Russian Prime Minister Vladimir Putin plunged into the depths of Lake Baikal aboard a mini-submersible on Saturday in a mission that adds a new dimension to his macho image.
Russia's Prime Minister Vladimir Putin climbs onboard of the "Mir-2" mini-submersible on which he intends to dive into the depths of Lake Baikal, August 1, 2009.[Chinadaily.com.cn via agencies]
Putin, a judo black belt who has flown in a fighter aircraft and shot a Siberian tiger in the wild, descended 1,400 metres (4,600 ft) below the surface of the world's deepest lake to inspect potentially valuable gas crystals.
"I haven't seen anything like that in my whole life.
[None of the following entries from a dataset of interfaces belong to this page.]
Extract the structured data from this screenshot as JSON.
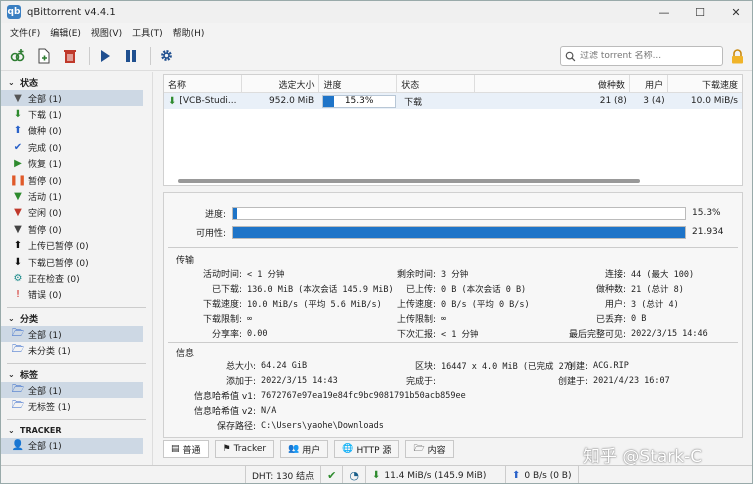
{
  "window": {
    "title": "qBittorrent v4.4.1",
    "app_icon": "qb",
    "minimize": "—",
    "maximize": "☐",
    "close": "✕"
  },
  "menu": [
    "文件(F)",
    "编辑(E)",
    "视图(V)",
    "工具(T)",
    "帮助(H)"
  ],
  "search": {
    "placeholder": "过滤 torrent 名称..."
  },
  "sidebar": {
    "status_title": "状态",
    "status_items": [
      {
        "label": "全部 (1)",
        "icon": "filter-icon",
        "glyph": "▼",
        "color": "#555"
      },
      {
        "label": "下载 (1)",
        "icon": "download-arrow-icon",
        "glyph": "⬇",
        "color": "#2e8b2e"
      },
      {
        "label": "做种 (0)",
        "icon": "upload-arrow-icon",
        "glyph": "⬆",
        "color": "#2a62c9"
      },
      {
        "label": "完成 (0)",
        "icon": "check-icon",
        "glyph": "✔",
        "color": "#2a62c9"
      },
      {
        "label": "恢复 (1)",
        "icon": "play-icon",
        "glyph": "▶",
        "color": "#2e8b2e"
      },
      {
        "label": "暂停 (0)",
        "icon": "pause-icon",
        "glyph": "❚❚",
        "color": "#e05a2a"
      },
      {
        "label": "活动 (1)",
        "icon": "filter-active-icon",
        "glyph": "▼",
        "color": "#2e8b2e"
      },
      {
        "label": "空闲 (0)",
        "icon": "filter-idle-icon",
        "glyph": "▼",
        "color": "#c0392b"
      },
      {
        "label": "暂停 (0)",
        "icon": "filter-stalled-icon",
        "glyph": "▼",
        "color": "#444"
      },
      {
        "label": "上传已暂停 (0)",
        "icon": "upload-stalled-icon",
        "glyph": "⬆",
        "color": "#111"
      },
      {
        "label": "下载已暂停 (0)",
        "icon": "download-stalled-icon",
        "glyph": "⬇",
        "color": "#111"
      },
      {
        "label": "正在检查 (0)",
        "icon": "gear-checking-icon",
        "glyph": "⚙",
        "color": "#1a8a8a"
      },
      {
        "label": "错误 (0)",
        "icon": "error-icon",
        "glyph": "!",
        "color": "#d0201a"
      }
    ],
    "category_title": "分类",
    "category_items": [
      {
        "label": "全部 (1)",
        "icon": "folder-icon",
        "glyph": "🗁",
        "color": "#2a62c9"
      },
      {
        "label": "未分类 (1)",
        "icon": "folder-icon",
        "glyph": "🗁",
        "color": "#2a62c9"
      }
    ],
    "tag_title": "标签",
    "tag_items": [
      {
        "label": "全部 (1)",
        "icon": "folder-icon",
        "glyph": "🗁",
        "color": "#2a62c9"
      },
      {
        "label": "无标签 (1)",
        "icon": "folder-icon",
        "glyph": "🗁",
        "color": "#2a62c9"
      }
    ],
    "tracker_title": "TRACKER",
    "tracker_items": [
      {
        "label": "全部 (1)",
        "icon": "person-icon",
        "glyph": "👤",
        "color": "#3a6ea5"
      }
    ]
  },
  "torrent_table": {
    "columns": [
      "名称",
      "选定大小",
      "进度",
      "状态",
      "做种数",
      "用户",
      "下载速度"
    ],
    "rows": [
      {
        "name": "[VCB-Studi...",
        "size": "952.0 MiB",
        "progress": 0.153,
        "progress_label": "15.3%",
        "status": "下载",
        "seeds": "21 (8)",
        "peers": "3 (4)",
        "dl_speed": "10.0 MiB/s"
      }
    ]
  },
  "details": {
    "progress_label": "进度:",
    "progress_value": "15.3%",
    "progress_fraction": 0.153,
    "availability_label": "可用性:",
    "availability_value": "21.934",
    "availability_fraction": 1.0,
    "transfer_title": "传输",
    "transfer": [
      {
        "k": "活动时间:",
        "v": "< 1 分钟"
      },
      {
        "k": "剩余时间:",
        "v": "3 分钟"
      },
      {
        "k": "连接:",
        "v": "44 (最大 100)"
      },
      {
        "k": "已下载:",
        "v": "136.0 MiB (本次会话 145.9 MiB)"
      },
      {
        "k": "已上传:",
        "v": "0 B (本次会话 0 B)"
      },
      {
        "k": "做种数:",
        "v": "21 (总计 8)"
      },
      {
        "k": "下载速度:",
        "v": "10.0 MiB/s (平均 5.6 MiB/s)"
      },
      {
        "k": "上传速度:",
        "v": "0 B/s (平均 0 B/s)"
      },
      {
        "k": "用户:",
        "v": "3 (总计 4)"
      },
      {
        "k": "下载限制:",
        "v": "∞"
      },
      {
        "k": "上传限制:",
        "v": "∞"
      },
      {
        "k": "已丢弃:",
        "v": "0 B"
      },
      {
        "k": "分享率:",
        "v": "0.00"
      },
      {
        "k": "下次汇报:",
        "v": "< 1 分钟"
      },
      {
        "k": "最后完整可见:",
        "v": "2022/3/15 14:46"
      }
    ],
    "info_title": "信息",
    "info": [
      {
        "k": "总大小:",
        "v": "64.24 GiB"
      },
      {
        "k": "区块:",
        "v": "16447 x 4.0 MiB (已完成 27)"
      },
      {
        "k": "创建:",
        "v": "ACG.RIP"
      },
      {
        "k": "添加于:",
        "v": "2022/3/15 14:43"
      },
      {
        "k": "完成于:",
        "v": ""
      },
      {
        "k": "创建于:",
        "v": "2021/4/23 16:07"
      },
      {
        "k": "信息哈希值 v1:",
        "v": "7672767e97ea19e84fc9bc9081791b50acb859ee"
      },
      {
        "k": "信息哈希值 v2:",
        "v": "N/A"
      },
      {
        "k": "保存路径:",
        "v": "C:\\Users\\yaohe\\Downloads"
      }
    ]
  },
  "tabs": [
    {
      "label": "普通",
      "icon": "general-icon",
      "glyph": "▤"
    },
    {
      "label": "Tracker",
      "icon": "tracker-icon",
      "glyph": "⚑"
    },
    {
      "label": "用户",
      "icon": "peers-icon",
      "glyph": "👥"
    },
    {
      "label": "HTTP 源",
      "icon": "http-icon",
      "glyph": "🌐"
    },
    {
      "label": "内容",
      "icon": "content-icon",
      "glyph": "🗁"
    }
  ],
  "statusbar": {
    "dht": "DHT: 130 结点",
    "dl": "11.4 MiB/s (145.9 MiB)",
    "ul": "0 B/s (0 B)"
  },
  "watermark": "知乎 @Stark-C",
  "colors": {
    "accent": "#1e74c8",
    "selection": "#cdd8e4",
    "row_highlight": "#e9f0f8"
  }
}
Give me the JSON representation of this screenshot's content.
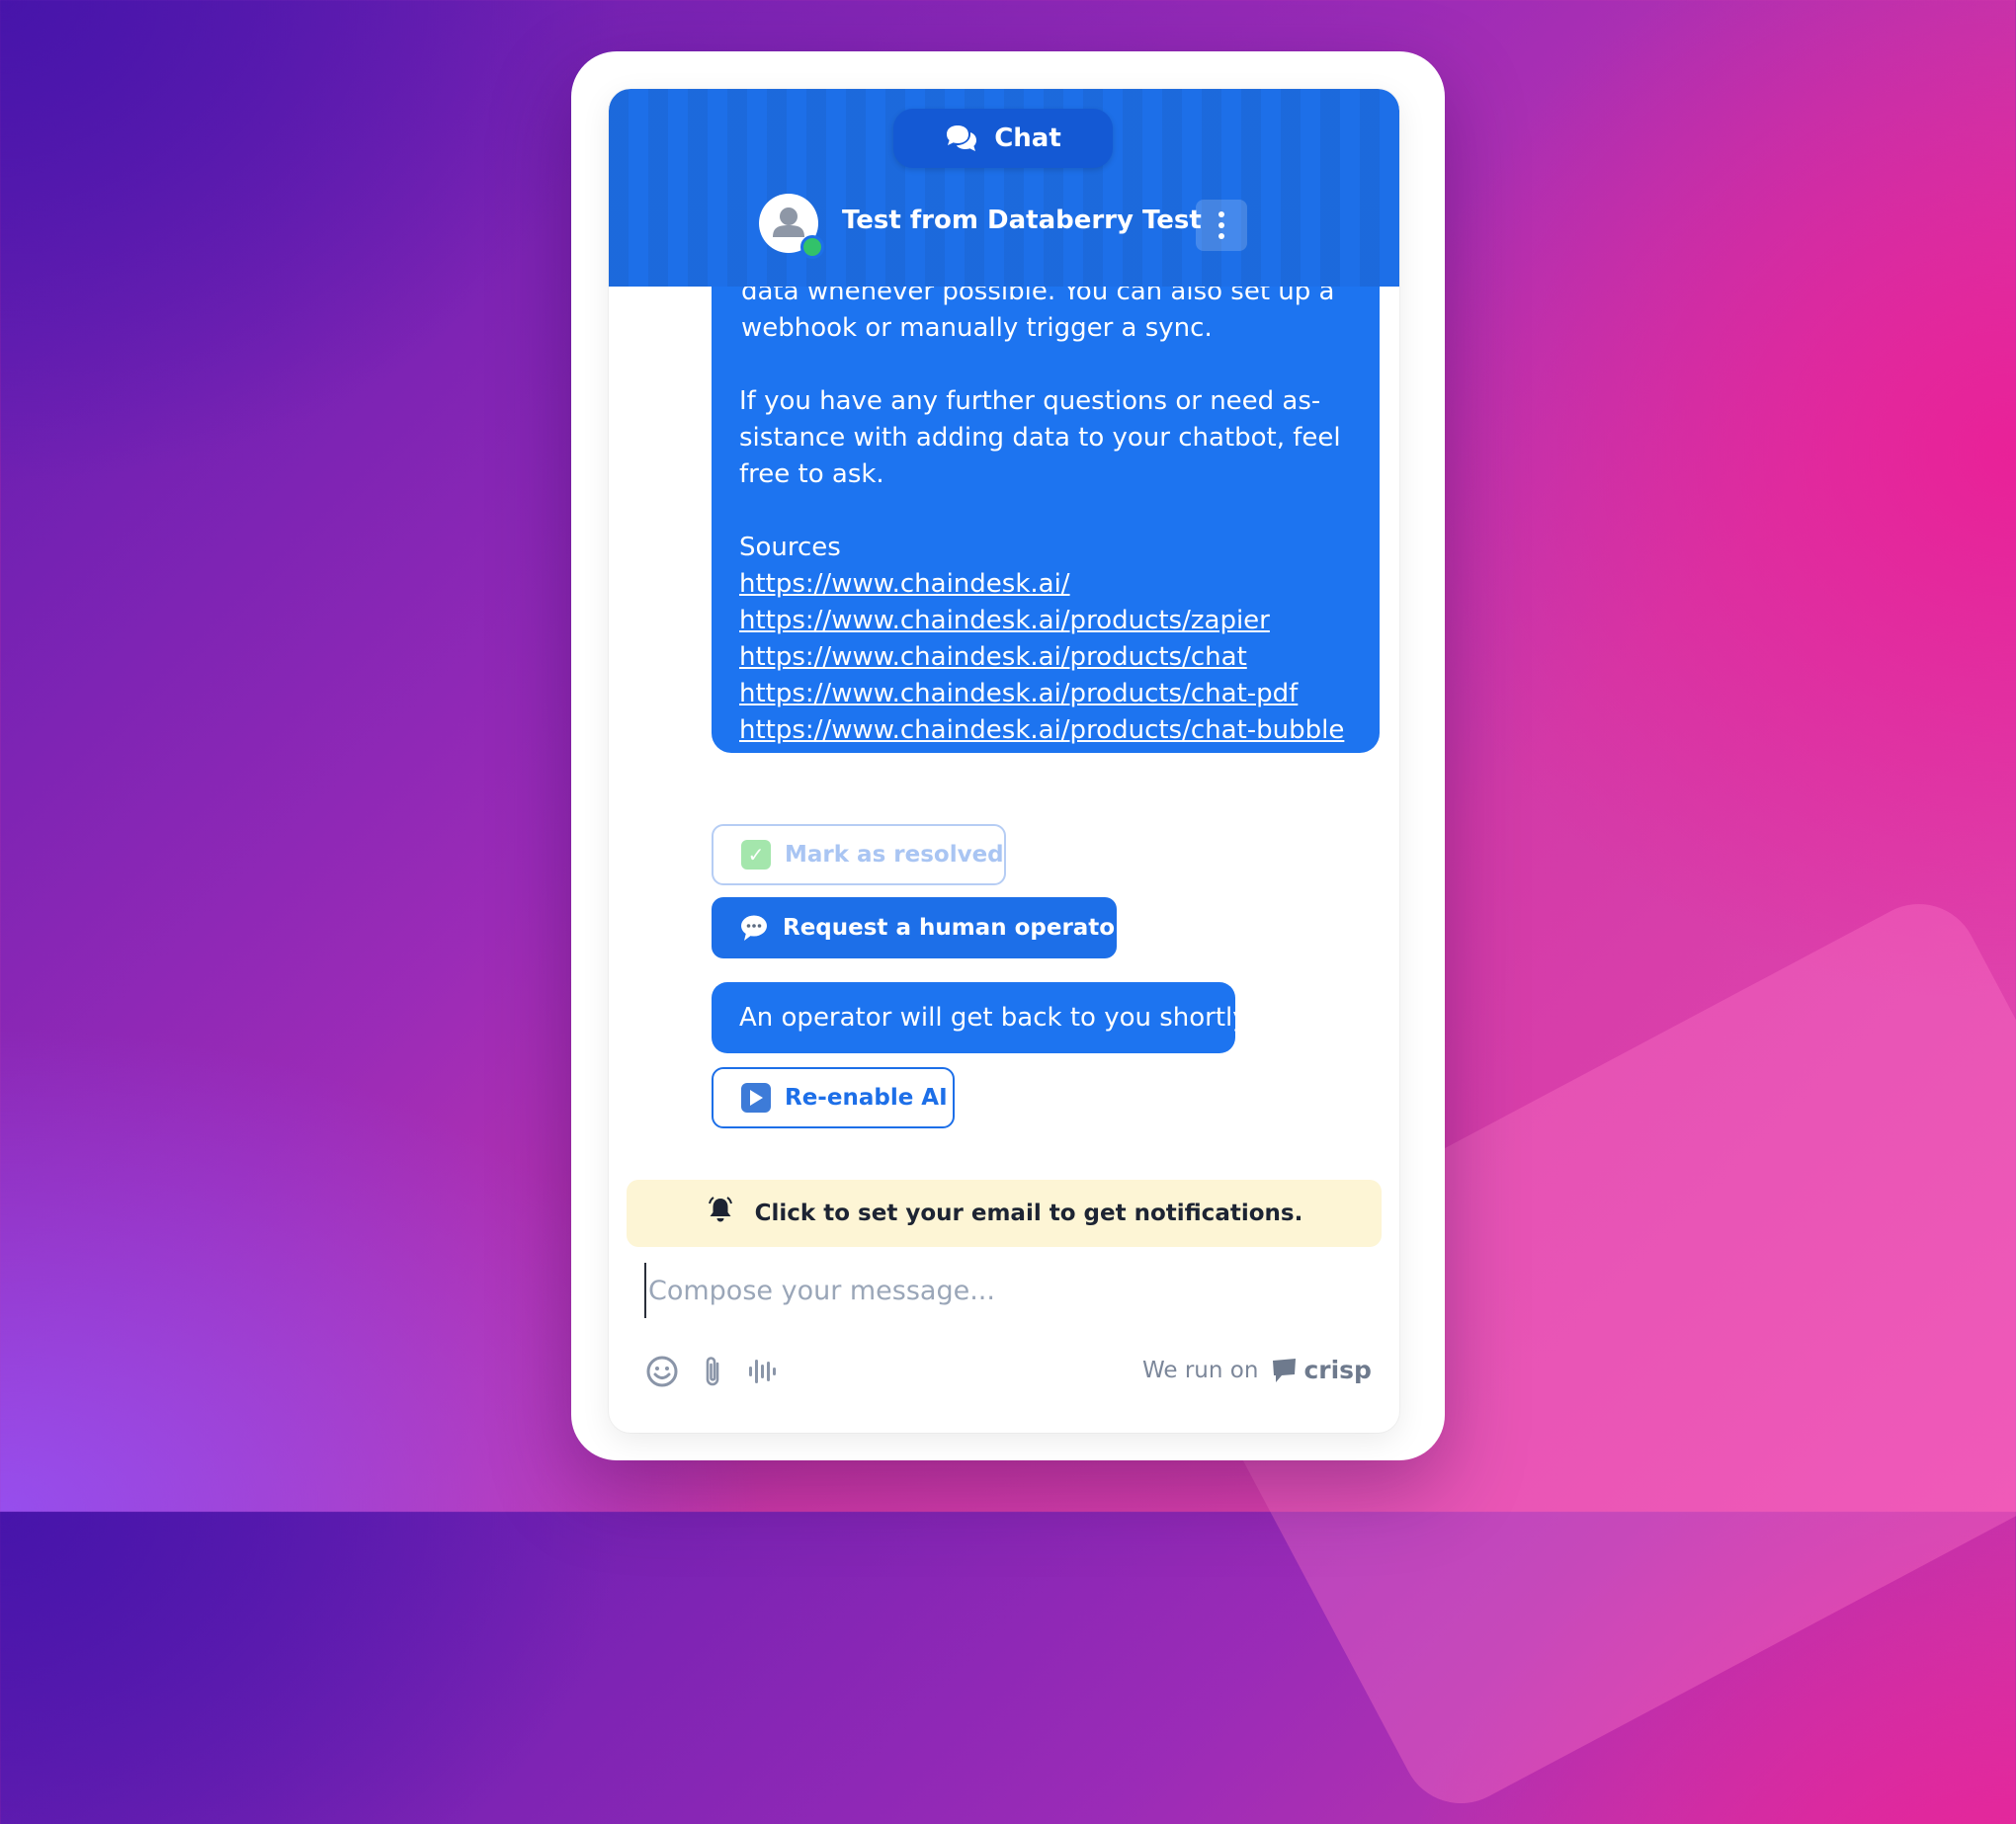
{
  "header": {
    "tab_label": "Chat",
    "operator_name": "Test from Databerry Test"
  },
  "messages": {
    "answer_paragraph_1": "to date with your data. We synchronize your data whenever possible. You can also set up a webhook or manually trigger a sync.",
    "answer_paragraph_2": "If you have any further questions or need as-sistance with adding data to your chatbot, feel free to ask.",
    "sources_label": "Sources",
    "source_links": [
      "https://www.chaindesk.ai/",
      "https://www.chaindesk.ai/products/zapier",
      "https://www.chaindesk.ai/products/chat",
      "https://www.chaindesk.ai/products/chat-pdf",
      "https://www.chaindesk.ai/products/chat-bubble"
    ],
    "operator_reply": "An operator will get back to you shortly."
  },
  "actions": {
    "mark_resolved": "Mark as resolved",
    "request_human": "Request a human operator",
    "reenable_ai": "Re-enable AI",
    "mark_resolved_emoji": "check-mark-icon",
    "request_human_emoji": "speech-bubble-icon",
    "reenable_ai_emoji": "play-icon"
  },
  "notification_banner": {
    "text": "Click to set your email to get notifications.",
    "icon": "bell-icon"
  },
  "composer": {
    "placeholder": "Compose your message...",
    "tools": [
      "emoji-icon",
      "paperclip-icon",
      "voice-icon"
    ]
  },
  "footer": {
    "powered_prefix": "We run on",
    "brand": "crisp"
  },
  "colors": {
    "accent": "#1d6fe8",
    "bubble": "#1d74f0",
    "banner_bg": "#fdf5d5"
  }
}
This is a very special feeling," Putin told reporters on emerging from the deep-sea craft looking pale and a bit dizzy after spending more than 4.5 hours underwater.
Asked if he planned to travel in space after his supersonic flight and deep-sea dive, Putin, dressed in blue overalls, said, "No, there is enough work here on earth."
Hidden on Lake Baikal's largely unexplored floor are large deposits of clathrate hydrate, crystals packed with one of Russia's most lucrative exports: natural gas.
Scientists estimate Baikal hydrates contain over 1 trillion cubic metres of natural gas, an amount comparable with the world's largest discovered gas fields. Mineral extraction is banned in Lake Baikal which is a nature reserve.
Before locking down the hatches on the Mir-2 submersible, Putin was shown specimens of crystals bubbling under water.
"You can touch it. There are very few people who have held hydrates in their hand, even fewer Baikal hydrates," Robert Nigmatullin, head of the Oceanology Institute, told the prime minister. "You can set it on fire as well, it will burn."
"Let's not set it on fire today," Putin said with a smile before entering the submersible, which then dived below the surface of the world's oldest lake.